Listed records:
Start of Block

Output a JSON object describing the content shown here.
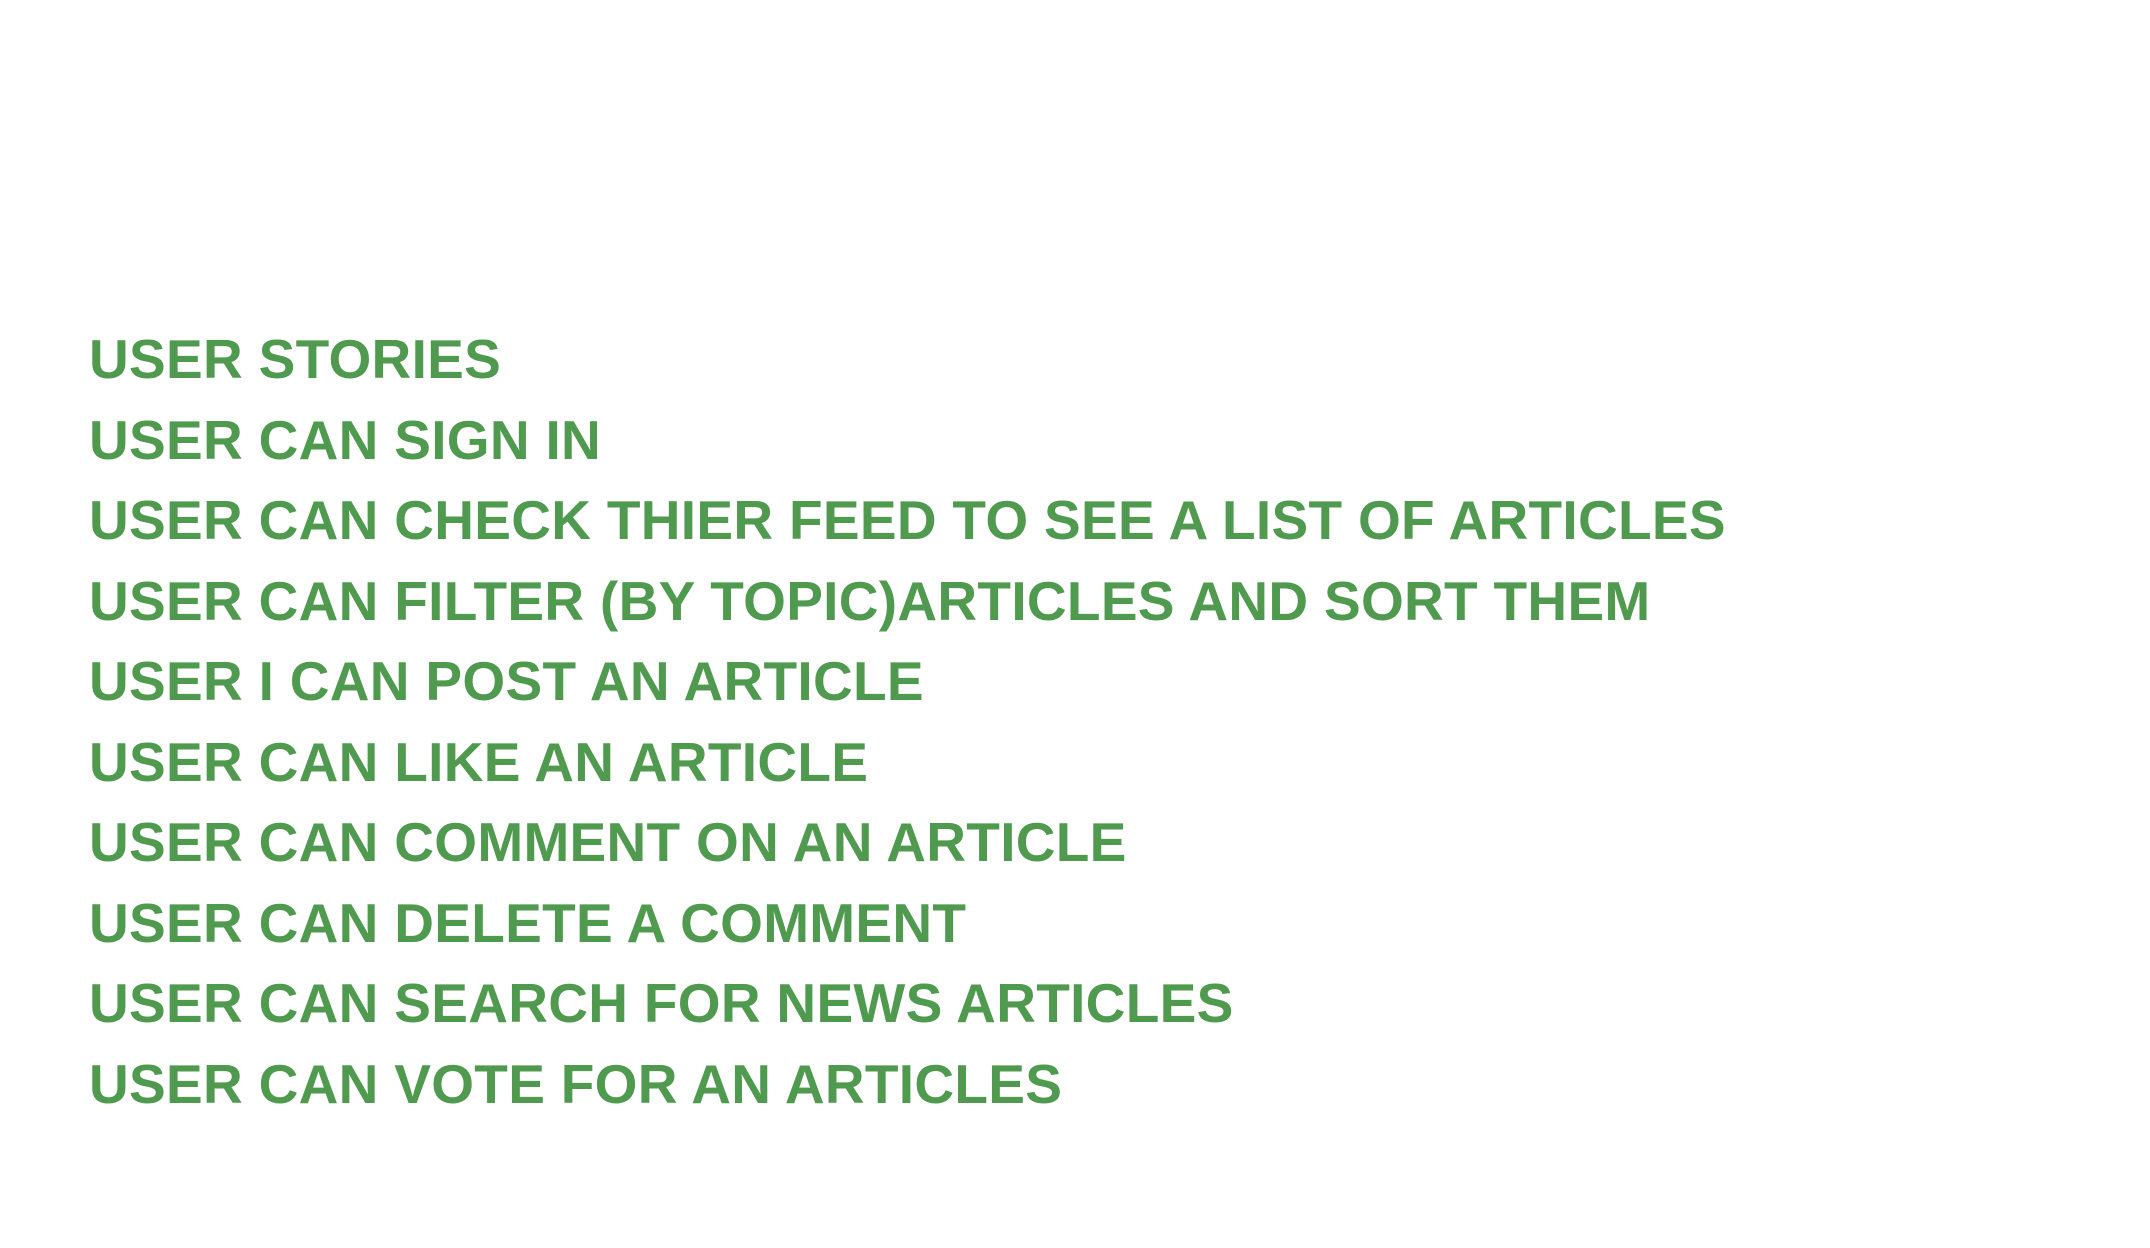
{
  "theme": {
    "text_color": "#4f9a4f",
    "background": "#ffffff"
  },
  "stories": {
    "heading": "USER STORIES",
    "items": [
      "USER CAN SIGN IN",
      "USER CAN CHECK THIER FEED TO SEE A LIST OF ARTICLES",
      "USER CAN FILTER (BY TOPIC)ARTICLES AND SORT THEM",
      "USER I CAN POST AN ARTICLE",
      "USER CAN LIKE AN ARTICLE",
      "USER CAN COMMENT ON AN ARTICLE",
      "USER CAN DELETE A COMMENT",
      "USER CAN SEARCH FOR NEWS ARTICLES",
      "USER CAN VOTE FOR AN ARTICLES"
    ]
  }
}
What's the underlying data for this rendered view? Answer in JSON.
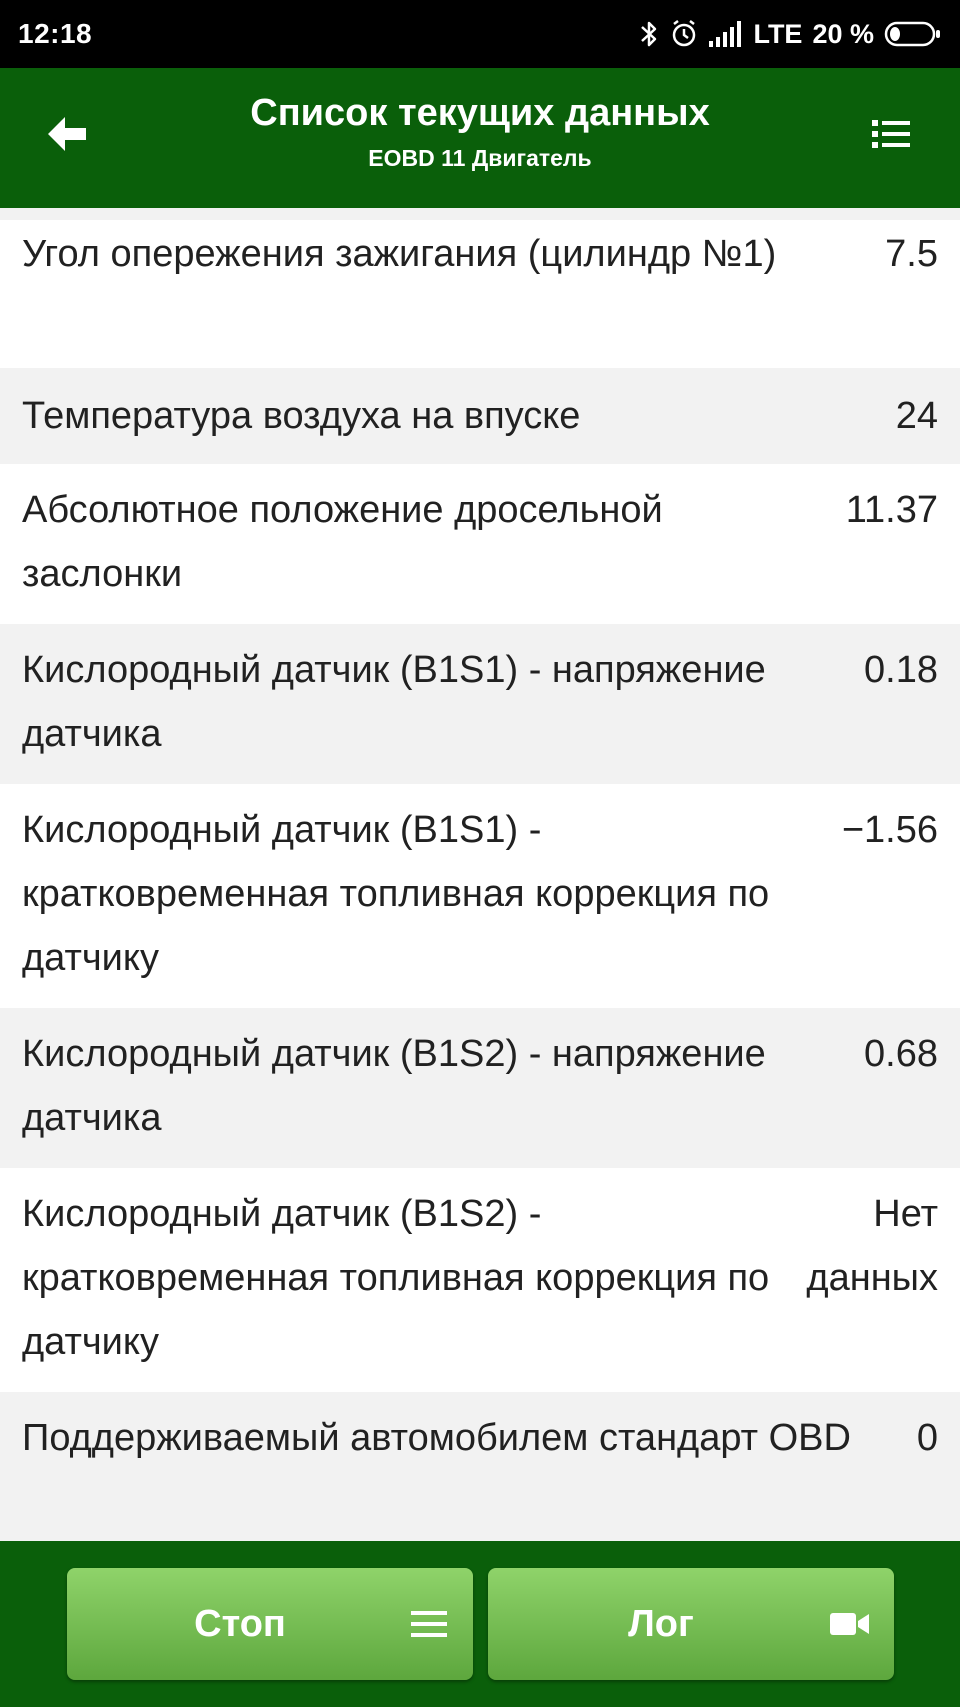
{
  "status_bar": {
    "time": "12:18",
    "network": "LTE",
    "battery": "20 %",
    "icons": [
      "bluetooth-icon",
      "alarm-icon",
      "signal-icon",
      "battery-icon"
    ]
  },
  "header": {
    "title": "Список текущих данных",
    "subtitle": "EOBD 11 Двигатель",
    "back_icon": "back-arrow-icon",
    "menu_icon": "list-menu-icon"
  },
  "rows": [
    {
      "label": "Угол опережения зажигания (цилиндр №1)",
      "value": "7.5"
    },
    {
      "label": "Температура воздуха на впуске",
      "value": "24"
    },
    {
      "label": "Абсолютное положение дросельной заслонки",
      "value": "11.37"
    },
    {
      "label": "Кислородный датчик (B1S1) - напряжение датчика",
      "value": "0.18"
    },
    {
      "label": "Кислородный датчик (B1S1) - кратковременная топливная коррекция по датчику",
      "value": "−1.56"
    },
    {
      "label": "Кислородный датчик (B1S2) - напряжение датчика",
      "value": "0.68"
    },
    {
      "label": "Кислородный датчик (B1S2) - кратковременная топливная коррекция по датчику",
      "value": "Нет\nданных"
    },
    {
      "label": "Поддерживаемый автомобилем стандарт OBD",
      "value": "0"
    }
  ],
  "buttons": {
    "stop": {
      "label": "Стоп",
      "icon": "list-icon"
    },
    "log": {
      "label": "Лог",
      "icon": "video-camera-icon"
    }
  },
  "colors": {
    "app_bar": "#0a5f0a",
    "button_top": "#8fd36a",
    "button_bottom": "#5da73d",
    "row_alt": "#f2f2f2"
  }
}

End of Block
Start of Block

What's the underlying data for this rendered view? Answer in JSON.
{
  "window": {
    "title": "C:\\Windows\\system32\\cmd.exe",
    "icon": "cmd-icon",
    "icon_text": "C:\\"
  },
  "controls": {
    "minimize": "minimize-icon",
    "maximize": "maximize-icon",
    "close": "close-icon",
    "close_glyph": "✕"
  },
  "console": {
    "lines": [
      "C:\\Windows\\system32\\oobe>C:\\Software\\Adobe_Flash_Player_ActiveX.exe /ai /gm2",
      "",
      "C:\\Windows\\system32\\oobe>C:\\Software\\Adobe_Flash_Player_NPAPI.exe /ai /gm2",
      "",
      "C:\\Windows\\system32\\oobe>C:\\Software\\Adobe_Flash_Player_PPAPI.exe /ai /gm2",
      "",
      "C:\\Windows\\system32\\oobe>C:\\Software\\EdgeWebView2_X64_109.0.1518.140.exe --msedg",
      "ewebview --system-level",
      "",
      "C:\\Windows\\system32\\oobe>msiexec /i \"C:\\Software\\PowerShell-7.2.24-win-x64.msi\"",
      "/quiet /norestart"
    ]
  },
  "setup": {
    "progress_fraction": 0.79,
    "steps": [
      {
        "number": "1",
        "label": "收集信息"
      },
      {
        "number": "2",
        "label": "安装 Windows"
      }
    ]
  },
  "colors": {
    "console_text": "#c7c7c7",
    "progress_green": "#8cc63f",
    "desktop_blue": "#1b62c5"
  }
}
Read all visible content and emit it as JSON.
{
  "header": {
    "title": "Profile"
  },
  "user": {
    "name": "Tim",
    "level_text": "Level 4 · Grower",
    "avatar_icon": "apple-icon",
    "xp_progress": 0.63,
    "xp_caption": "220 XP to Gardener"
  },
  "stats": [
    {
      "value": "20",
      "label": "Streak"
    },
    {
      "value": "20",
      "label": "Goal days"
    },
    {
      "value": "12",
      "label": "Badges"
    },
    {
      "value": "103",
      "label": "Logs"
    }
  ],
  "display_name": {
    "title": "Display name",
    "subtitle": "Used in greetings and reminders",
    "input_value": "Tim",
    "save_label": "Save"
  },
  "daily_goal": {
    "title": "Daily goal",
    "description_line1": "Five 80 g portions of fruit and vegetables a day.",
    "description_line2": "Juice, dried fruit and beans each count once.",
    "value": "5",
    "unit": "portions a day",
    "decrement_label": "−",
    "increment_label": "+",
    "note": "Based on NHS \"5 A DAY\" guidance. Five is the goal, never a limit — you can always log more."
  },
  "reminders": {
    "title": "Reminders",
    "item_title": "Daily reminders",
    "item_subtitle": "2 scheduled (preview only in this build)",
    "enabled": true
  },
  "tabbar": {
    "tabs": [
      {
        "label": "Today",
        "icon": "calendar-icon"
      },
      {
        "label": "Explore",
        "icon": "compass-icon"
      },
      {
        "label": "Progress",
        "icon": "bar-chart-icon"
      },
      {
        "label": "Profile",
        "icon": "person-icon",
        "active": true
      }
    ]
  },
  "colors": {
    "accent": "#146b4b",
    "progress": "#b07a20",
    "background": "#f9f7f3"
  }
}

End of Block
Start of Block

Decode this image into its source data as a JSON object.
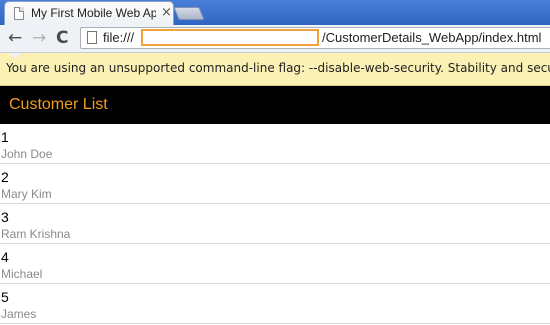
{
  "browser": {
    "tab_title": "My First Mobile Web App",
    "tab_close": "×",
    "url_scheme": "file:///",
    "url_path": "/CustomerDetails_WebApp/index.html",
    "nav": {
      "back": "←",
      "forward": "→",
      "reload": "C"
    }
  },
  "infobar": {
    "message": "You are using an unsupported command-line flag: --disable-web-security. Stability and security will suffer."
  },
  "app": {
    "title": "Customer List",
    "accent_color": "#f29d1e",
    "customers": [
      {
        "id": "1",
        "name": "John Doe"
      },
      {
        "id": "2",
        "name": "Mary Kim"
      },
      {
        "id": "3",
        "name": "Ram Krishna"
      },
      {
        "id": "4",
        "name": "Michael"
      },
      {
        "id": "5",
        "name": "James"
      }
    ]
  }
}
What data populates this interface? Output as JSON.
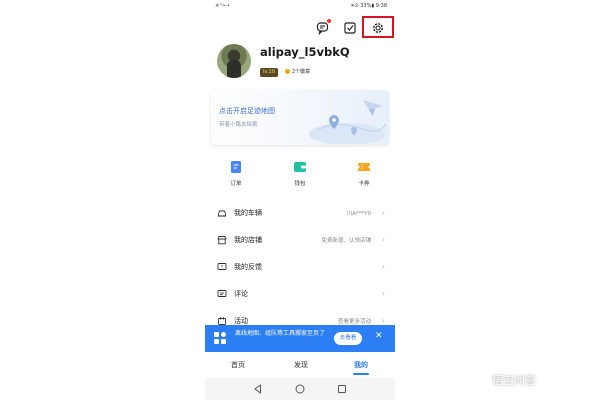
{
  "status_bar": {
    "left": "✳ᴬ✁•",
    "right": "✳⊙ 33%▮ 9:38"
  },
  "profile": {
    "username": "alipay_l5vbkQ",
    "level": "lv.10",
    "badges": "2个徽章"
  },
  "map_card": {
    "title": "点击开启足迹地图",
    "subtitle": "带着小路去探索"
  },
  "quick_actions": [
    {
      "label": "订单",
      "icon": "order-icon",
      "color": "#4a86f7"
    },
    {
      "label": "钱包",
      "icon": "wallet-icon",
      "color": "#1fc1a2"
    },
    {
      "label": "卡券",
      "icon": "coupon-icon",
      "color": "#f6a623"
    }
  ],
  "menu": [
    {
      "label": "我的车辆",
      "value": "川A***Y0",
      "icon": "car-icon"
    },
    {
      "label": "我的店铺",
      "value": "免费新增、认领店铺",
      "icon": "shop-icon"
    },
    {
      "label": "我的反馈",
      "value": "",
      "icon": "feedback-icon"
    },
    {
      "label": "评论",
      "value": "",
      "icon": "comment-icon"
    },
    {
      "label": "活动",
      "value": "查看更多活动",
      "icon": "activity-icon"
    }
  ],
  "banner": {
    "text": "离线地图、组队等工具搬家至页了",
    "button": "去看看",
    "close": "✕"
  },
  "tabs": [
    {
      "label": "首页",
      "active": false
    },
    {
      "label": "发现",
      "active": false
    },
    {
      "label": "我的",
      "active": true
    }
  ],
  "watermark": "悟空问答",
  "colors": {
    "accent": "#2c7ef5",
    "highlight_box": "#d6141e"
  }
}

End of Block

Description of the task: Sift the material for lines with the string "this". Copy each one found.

Problem solution:
What's the underlying data for this rendered view? Answer in JSON.
What's the underlying data for this rendered view? Answer in JSON.
    "item_subtitle": "2 scheduled (preview only in this build)",
Decode this image into its source data as a JSON object.
What data populates this interface? Output as JSON.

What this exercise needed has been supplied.